Date of Graduation
Statler College of Engineering and Mineral Resources
Lane Department of Computer Science and Electrical Engineering
One of the many interesting materials that have emerged in the field of nanotechnology in the last quarter century is Carbon Nanotube (CNT). CNTs have been explored in a broad range of fields from electronic devices and biosensors, to bioimaging and tissue engineering. However, as stand-alone materials CNTs have limited capabilities in the field of biology and medicine unless they are combined with biological agents. Due to the similarity in diameters, CNTs can be combined with biomolecules such as enzymes, antibodies, antigens, DNA, etc. These "hybrid" assemblies will combine the properties of the CNTs with the recognition characteristics and functions of the biomolecules.;In our work we utilize one such biomolecule -- actin, which is present in almost all eukaryotic cells and serves as scaffold for molecular motor myosin. The results of the research indicate that actin monomers (G-actins) were able to attach to Multi-Walled Carbon Nanotubes (MWCNTs). The MWCNTs exhibited close to full coverage by the Gactin proteins. Moreover, the G-actins remained functional and were able to polymerize into actin filaments (F-actin) onto the MWCNT scaffolds. Furthermore, the functionality of actin filaments on the surface of the MWCNTs was also investigated. The CNT-Factin hybrid assemblies showed limited movement in synthetic environment. This may be partially due to the inability of the myosin motors to recognize the polarity of the actin filaments, or due to steric hindrance and orientation of actin-based hybrids. The results of our work indicate that these hybrid assemblies can be useful for future biosensor applications with the protein acting as an agent for specific detection.

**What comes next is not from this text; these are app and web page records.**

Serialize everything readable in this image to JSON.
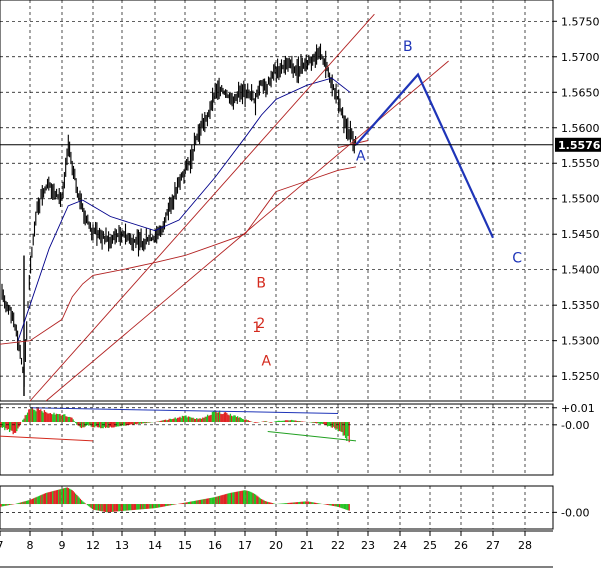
{
  "chart_data": [
    {
      "type": "line",
      "panel": "price",
      "series_kind": "bar-ohlc",
      "title": "",
      "xlabel": "",
      "ylabel": "",
      "xlim": [
        7,
        28.8
      ],
      "ylim": [
        1.5215,
        1.578
      ],
      "x_ticks": [
        "7",
        "8",
        "9",
        "12",
        "13",
        "14",
        "15",
        "16",
        "17",
        "20",
        "21",
        "22",
        "23",
        "24",
        "25",
        "26",
        "27",
        "28"
      ],
      "y_ticks": [
        "1.5750",
        "1.5700",
        "1.5650",
        "1.5600",
        "1.5550",
        "1.5500",
        "1.5450",
        "1.5400",
        "1.5350",
        "1.5300",
        "1.5250"
      ],
      "grid": true,
      "current_price": "1.5576",
      "price_series": {
        "x": [
          7.0,
          7.4,
          7.6,
          7.8,
          8.0,
          8.2,
          8.4,
          8.6,
          8.8,
          9.0,
          9.2,
          9.4,
          9.6,
          9.8,
          10.0,
          10.2,
          10.4,
          10.6,
          10.8,
          11.0,
          11.2,
          11.4,
          11.6,
          11.8,
          12.0,
          12.2,
          12.4,
          12.6,
          12.8,
          13.0,
          13.2,
          13.4,
          13.6,
          13.8,
          14.0,
          14.2,
          14.4,
          14.6,
          14.8,
          15.0,
          15.2,
          15.4,
          15.6,
          15.8,
          16.0,
          16.2,
          16.4,
          16.6,
          16.8,
          17.0,
          17.2,
          17.4,
          17.6,
          17.8,
          18.0,
          18.2,
          18.4,
          18.6,
          18.8,
          19.0,
          19.2,
          19.4,
          19.6,
          19.8,
          20.0,
          20.2,
          20.4,
          20.6,
          20.8,
          21.0,
          21.2,
          21.4,
          21.6,
          21.8,
          22.0,
          22.2,
          22.4,
          22.6
        ],
        "values": [
          1.5365,
          1.534,
          1.53,
          1.525,
          1.54,
          1.548,
          1.551,
          1.552,
          1.5505,
          1.55,
          1.552,
          1.5545,
          1.558,
          1.556,
          1.5545,
          1.553,
          1.552,
          1.5505,
          1.5495,
          1.5485,
          1.5478,
          1.547,
          1.5462,
          1.5458,
          1.5455,
          1.545,
          1.5445,
          1.544,
          1.5448,
          1.5452,
          1.5445,
          1.544,
          1.5438,
          1.5442,
          1.5445,
          1.5455,
          1.548,
          1.55,
          1.552,
          1.554,
          1.5555,
          1.5585,
          1.5605,
          1.562,
          1.565,
          1.5655,
          1.5645,
          1.564,
          1.565,
          1.5645,
          1.5655,
          1.565,
          1.5648,
          1.564,
          1.5635,
          1.565,
          1.5658,
          1.5665,
          1.566,
          1.5655,
          1.566,
          1.5668,
          1.5675,
          1.5678,
          1.568,
          1.5685,
          1.569,
          1.568,
          1.5685,
          1.569,
          1.57,
          1.5705,
          1.569,
          1.5665,
          1.564,
          1.561,
          1.559,
          1.5576
        ]
      },
      "series": [
        {
          "kind": "moving-average",
          "color": "#00008b",
          "x": [
            7.6,
            8.6,
            9.6,
            11.0,
            12.6,
            14.0,
            14.8,
            16.0,
            17.2,
            18.6,
            20.0,
            21.0,
            21.8,
            22.4
          ],
          "values": [
            1.53,
            1.543,
            1.549,
            1.5498,
            1.5475,
            1.5455,
            1.547,
            1.553,
            1.559,
            1.5618,
            1.564,
            1.566,
            1.567,
            1.565
          ]
        },
        {
          "kind": "moving-average",
          "color": "#b22222",
          "x": [
            7.0,
            8.0,
            9.0,
            10.0,
            11.0,
            12.0,
            13.0,
            14.0,
            15.0,
            16.0,
            17.0,
            18.0,
            19.0,
            20.0,
            21.0,
            22.0,
            22.6
          ],
          "values": [
            1.5295,
            1.53,
            1.533,
            1.5362,
            1.538,
            1.5392,
            1.54,
            1.541,
            1.542,
            1.5435,
            1.545,
            1.547,
            1.549,
            1.551,
            1.5525,
            1.554,
            1.5545
          ]
        },
        {
          "kind": "trendline",
          "color": "#b22222",
          "x": [
            8.0,
            23.2
          ],
          "values": [
            1.5215,
            1.576
          ]
        },
        {
          "kind": "trendline",
          "color": "#b22222",
          "x": [
            8.5,
            25.6
          ],
          "values": [
            1.5215,
            1.5694
          ]
        },
        {
          "kind": "trendline",
          "color": "#b22222",
          "x": [
            22.0,
            23.0
          ],
          "values": [
            1.5572,
            1.5582
          ]
        },
        {
          "kind": "projection",
          "color": "#1f35b8",
          "x": [
            22.6,
            24.6,
            27.0
          ],
          "values": [
            1.5576,
            1.5675,
            1.5445
          ]
        },
        {
          "kind": "last-price",
          "color": "#000000",
          "x": [
            7.0,
            28.8
          ],
          "values": [
            1.5576,
            1.5576
          ]
        }
      ],
      "annotations": [
        {
          "text": "A",
          "x": 22.6,
          "y": 1.5554,
          "color": "#1f35b8"
        },
        {
          "text": "B",
          "x": 24.1,
          "y": 1.5708,
          "color": "#1f35b8"
        },
        {
          "text": "C",
          "x": 27.6,
          "y": 1.541,
          "color": "#1f35b8"
        },
        {
          "text": "B",
          "x": 18.1,
          "y": 1.5375,
          "color": "#d42a1e"
        },
        {
          "text": "1",
          "x": 17.7,
          "y": 1.5312,
          "color": "#d42a1e"
        },
        {
          "text": "2",
          "x": 18.1,
          "y": 1.5318,
          "color": "#d42a1e"
        },
        {
          "text": "A",
          "x": 18.6,
          "y": 1.5265,
          "color": "#d42a1e"
        }
      ]
    },
    {
      "type": "bar",
      "panel": "oscillator-1",
      "y_ticks": [
        "+0.01",
        "-0.00"
      ],
      "ylim": [
        -0.0056,
        0.0019
      ],
      "colors": {
        "up": "#e02222",
        "down": "#22c322"
      },
      "x": [
        7.0,
        7.5,
        8.0,
        8.5,
        9.0,
        9.5,
        10.0,
        10.5,
        11.0,
        11.5,
        12.0,
        12.5,
        13.0,
        13.5,
        14.0,
        14.5,
        15.0,
        15.5,
        16.0,
        16.5,
        17.0,
        17.5,
        18.0,
        18.5,
        19.0,
        19.5,
        20.0,
        20.5,
        21.0,
        21.5,
        22.0,
        22.4
      ],
      "values": [
        -0.0005,
        -0.0012,
        0.0015,
        0.0011,
        0.0008,
        0.0006,
        0.0004,
        -0.0004,
        -0.0006,
        -0.0003,
        -0.0005,
        -0.0006,
        -0.0004,
        -0.0002,
        0.0,
        0.0003,
        0.0006,
        0.0003,
        0.0011,
        0.0008,
        0.0003,
        0.0001,
        -0.0001,
        0.0,
        0.0001,
        -0.0001,
        0.0001,
        0.0002,
        0.0,
        -0.0002,
        -0.0008,
        -0.002
      ],
      "divergence_lines": [
        {
          "color": "#1f35b8",
          "x": [
            8.0,
            22.0
          ],
          "values": [
            0.0015,
            0.0009
          ]
        },
        {
          "color": "#d42a1e",
          "x": [
            7.0,
            12.0
          ],
          "values": [
            -0.0015,
            -0.002
          ]
        },
        {
          "color": "#22a022",
          "x": [
            19.2,
            22.6
          ],
          "values": [
            -0.001,
            -0.002
          ]
        }
      ]
    },
    {
      "type": "bar",
      "panel": "oscillator-2",
      "y_ticks": [
        "-0.00"
      ],
      "ylim": [
        -0.0018,
        0.0013
      ],
      "colors": {
        "up": "#e02222",
        "down": "#22c322"
      },
      "x": [
        7.0,
        7.5,
        8.0,
        8.5,
        9.0,
        9.5,
        10.0,
        10.5,
        11.0,
        11.5,
        12.0,
        12.5,
        13.0,
        13.5,
        14.0,
        14.5,
        15.0,
        15.5,
        16.0,
        16.5,
        17.0,
        17.5,
        18.0,
        18.5,
        19.0,
        19.5,
        20.0,
        20.5,
        21.0,
        21.5,
        22.0,
        22.4
      ],
      "values": [
        -0.0002,
        0.0,
        0.0003,
        0.0008,
        0.0011,
        0.0012,
        0.001,
        0.0006,
        0.0002,
        -0.0001,
        -0.0004,
        -0.0006,
        -0.0005,
        -0.0004,
        -0.0003,
        -0.0001,
        0.0001,
        0.0003,
        0.0005,
        0.0008,
        0.001,
        0.0009,
        0.0007,
        0.0004,
        0.0002,
        0.0001,
        0.0,
        0.0001,
        0.0002,
        0.0,
        -0.0002,
        -0.0005
      ]
    }
  ]
}
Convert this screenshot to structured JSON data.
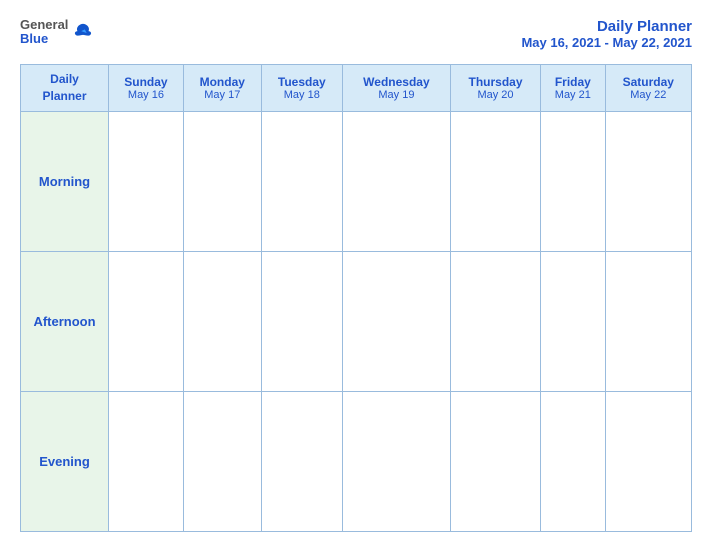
{
  "logo": {
    "general": "General",
    "blue": "Blue"
  },
  "title": {
    "main": "Daily Planner",
    "date_range": "May 16, 2021 - May 22, 2021"
  },
  "table": {
    "header_label": "Daily\nPlanner",
    "days": [
      {
        "name": "Sunday",
        "date": "May 16"
      },
      {
        "name": "Monday",
        "date": "May 17"
      },
      {
        "name": "Tuesday",
        "date": "May 18"
      },
      {
        "name": "Wednesday",
        "date": "May 19"
      },
      {
        "name": "Thursday",
        "date": "May 20"
      },
      {
        "name": "Friday",
        "date": "May 21"
      },
      {
        "name": "Saturday",
        "date": "May 22"
      }
    ],
    "rows": [
      {
        "label": "Morning"
      },
      {
        "label": "Afternoon"
      },
      {
        "label": "Evening"
      }
    ]
  }
}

Ronaghi, Zahra, "From Cellular Transport to Synthetic Biomimetic Transport using Carbon Nanotube - Actin Hybrid Assemblies" (2013). Graduate Theses, Dissertations, and Problem Reports. 4997.